In ruling NY N305275, Customs and Border Protection (CBP) determined the classification of the “Suncycle,” a pedal driven motorized personal transport vehicle equipped with a rear hitch that can tow items such as kayaks, small boats and the like. The single occupant vehicle is equipped with four wheels with either a 250 or 350 watt electric motor which is powered by solar energy. The vehicle is capable, using electric propulsion only, of travelling at a maximum of 16 mph. The Suncycle will be imported assembled.

CBP determined that the applicable subheading for the Suncycle with the 250 watt electric motor is 8711.60.0050, HTSUS, which provides for “Motorcycles (including mopeds) and cycles fitted with an auxiliary motor, with or without side cars; side-cars: With electric motor for propulsion: Of an output not exceeding 250 W”. The rate of duty will be Free.

The applicable subheading for the Suncycle with the 350 watt electric motor is 8711.60.0090, HTSUS, which provides for “Motorcycles (including mopeds) and cycles fitted with an auxiliary motor, with or without side cars; side-cars: With electric motor for propulsion: Other”. The rate of duty will be Free.

Products of China classified under subheading 8711.60.0050 and/or 8711.60.0090, HTSUS, unless specifically excluded, are subject to the List 2 25 percent ad valorem rate of duty. At the time of importation, 9903.88.02 must be reported, in addition to subheading 8711.60.0050 and/or 8711.60.0090, HTSUS.

According to a Federal Register Notice published on September 3, 2019, the U.S. Trade Representative (USTR) proposes to increase additional duties from 25 percent to 30 percent on the products from China currently subject to Section 301 tariff actions first taken in June, August, and September 2018, with an aggregate annual trade value of approximately $250 billion (Lists 1-3).

The USTR invites public comment on the proposed modification.
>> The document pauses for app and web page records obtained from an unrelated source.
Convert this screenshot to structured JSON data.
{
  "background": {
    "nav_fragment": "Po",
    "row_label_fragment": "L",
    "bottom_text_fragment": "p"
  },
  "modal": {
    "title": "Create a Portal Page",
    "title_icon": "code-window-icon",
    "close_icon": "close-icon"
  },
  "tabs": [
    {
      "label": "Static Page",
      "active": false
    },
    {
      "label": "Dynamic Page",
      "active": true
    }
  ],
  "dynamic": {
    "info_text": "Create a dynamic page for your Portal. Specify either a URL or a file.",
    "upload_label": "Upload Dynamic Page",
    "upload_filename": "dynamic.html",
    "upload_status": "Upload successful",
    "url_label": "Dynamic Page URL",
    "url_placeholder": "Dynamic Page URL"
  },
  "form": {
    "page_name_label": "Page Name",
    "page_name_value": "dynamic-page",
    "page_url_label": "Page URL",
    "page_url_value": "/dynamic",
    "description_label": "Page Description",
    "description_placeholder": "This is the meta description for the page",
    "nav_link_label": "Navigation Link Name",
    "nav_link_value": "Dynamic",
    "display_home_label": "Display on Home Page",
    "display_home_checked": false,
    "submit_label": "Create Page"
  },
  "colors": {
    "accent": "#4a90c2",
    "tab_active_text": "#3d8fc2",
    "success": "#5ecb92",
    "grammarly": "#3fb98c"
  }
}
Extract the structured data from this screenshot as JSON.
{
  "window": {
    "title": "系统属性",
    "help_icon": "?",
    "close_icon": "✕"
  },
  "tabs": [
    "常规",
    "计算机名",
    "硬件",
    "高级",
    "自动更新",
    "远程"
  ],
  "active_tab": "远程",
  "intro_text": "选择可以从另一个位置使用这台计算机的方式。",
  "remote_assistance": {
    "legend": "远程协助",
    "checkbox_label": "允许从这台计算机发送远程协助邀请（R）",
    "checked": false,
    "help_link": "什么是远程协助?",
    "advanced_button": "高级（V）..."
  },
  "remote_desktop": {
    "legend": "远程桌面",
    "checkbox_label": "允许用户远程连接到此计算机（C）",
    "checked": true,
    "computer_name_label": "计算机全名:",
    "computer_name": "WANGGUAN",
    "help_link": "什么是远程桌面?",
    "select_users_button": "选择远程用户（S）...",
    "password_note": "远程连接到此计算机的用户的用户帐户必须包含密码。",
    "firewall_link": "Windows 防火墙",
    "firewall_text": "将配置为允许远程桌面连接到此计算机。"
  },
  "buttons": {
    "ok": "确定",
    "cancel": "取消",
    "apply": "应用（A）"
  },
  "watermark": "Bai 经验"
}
There will be no hearing on this proposal. The important dates in the comment process are:

September 20, 2019: To be assured of consideration, submit written comments by September 20, 2019.

October 1, 2019: The proposed modification would be effective on October 1, 2019.

Parties can submit public comments and the public version of comments containing business confidential information (BCI) through the Federal eRulemaking Portal: http:// The docket number is USTR–2019–0015.

A statement on the Office of the U.S. Trade Representative’s (USTR) website announced the Trump administration will add 5% to all Section 301 tariffs. List 4 duties on goods worth $300 billion will now be 15%. These tariffs are scheduled to be implemented on September 1st and December 15th.

On October 1st, the $250 million of Chinese imports currently at a 25% tariff rate will increase to 30%, following a notice and comment period. These are the goods on U.S. Lists 1-3.

Both moves are in response to Chinese retaliation to the latest (List 4) U.S. tariffs.